Date of Award
University or Center
Clark Atlanta University(CAU)
School of Social Work
Professor Hattie Mitchell
The purpose of this study was to determine the impact of occupational burnout among African American mental health professionals. An exploratory descriptive study was conducted in this research. A questionnaire was administered to 35 individuals who were employed in a mental health setting. A non-probability convenience sample was utilized in collecting data for this study.
The findings of this research revealed that African Americans do experience moderate tedium, the mean score for the 35 participants was 3. 08%. This suggests that the majority of the respondents reported feeling optimistic and happy about their roles as mental health professionals.
Demographic findings with respect to age, sex, education, and income, revealed the following: 11.4% were in the 30-34 age range: 74.3% were females: 31.4% had Masters degrees in Social Work; 14.3% had incomes ranging from $30,000 to $34,999, and 25.7% were divorced.
This study supports other studies reqardinq the universal reactions to stress and burnout. African Americans in this study do not differ with respect to how they handle burnout and its components.
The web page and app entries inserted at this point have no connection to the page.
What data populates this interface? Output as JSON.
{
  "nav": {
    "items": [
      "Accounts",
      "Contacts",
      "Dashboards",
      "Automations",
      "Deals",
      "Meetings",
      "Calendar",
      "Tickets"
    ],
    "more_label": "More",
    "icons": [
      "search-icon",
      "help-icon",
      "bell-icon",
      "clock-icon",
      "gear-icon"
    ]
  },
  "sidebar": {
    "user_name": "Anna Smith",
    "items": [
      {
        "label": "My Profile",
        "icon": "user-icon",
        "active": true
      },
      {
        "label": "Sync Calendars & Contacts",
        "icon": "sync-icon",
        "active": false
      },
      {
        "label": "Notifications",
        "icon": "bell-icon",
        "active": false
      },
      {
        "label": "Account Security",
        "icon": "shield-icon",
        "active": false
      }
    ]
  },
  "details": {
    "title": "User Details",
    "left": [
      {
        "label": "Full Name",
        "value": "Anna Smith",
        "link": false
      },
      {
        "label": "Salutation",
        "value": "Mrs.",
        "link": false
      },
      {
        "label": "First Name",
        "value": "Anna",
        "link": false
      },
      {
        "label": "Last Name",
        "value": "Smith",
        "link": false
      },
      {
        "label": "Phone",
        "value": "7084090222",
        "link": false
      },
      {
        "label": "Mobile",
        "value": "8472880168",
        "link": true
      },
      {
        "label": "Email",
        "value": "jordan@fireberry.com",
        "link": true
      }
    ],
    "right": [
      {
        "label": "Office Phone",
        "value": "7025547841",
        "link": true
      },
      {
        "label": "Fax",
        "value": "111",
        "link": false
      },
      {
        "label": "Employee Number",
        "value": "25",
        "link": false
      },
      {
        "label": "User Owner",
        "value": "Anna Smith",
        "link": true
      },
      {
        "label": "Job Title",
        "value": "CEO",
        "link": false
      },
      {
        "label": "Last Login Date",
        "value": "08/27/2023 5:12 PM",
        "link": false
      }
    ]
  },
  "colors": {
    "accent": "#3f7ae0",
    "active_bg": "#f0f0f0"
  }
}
Talley, Jessica Murphy, "An exploratory descriptive study of burnout among African American mental health professionals" (1993). ETD Collection for AUC Robert W. Woodruff Library. 1813.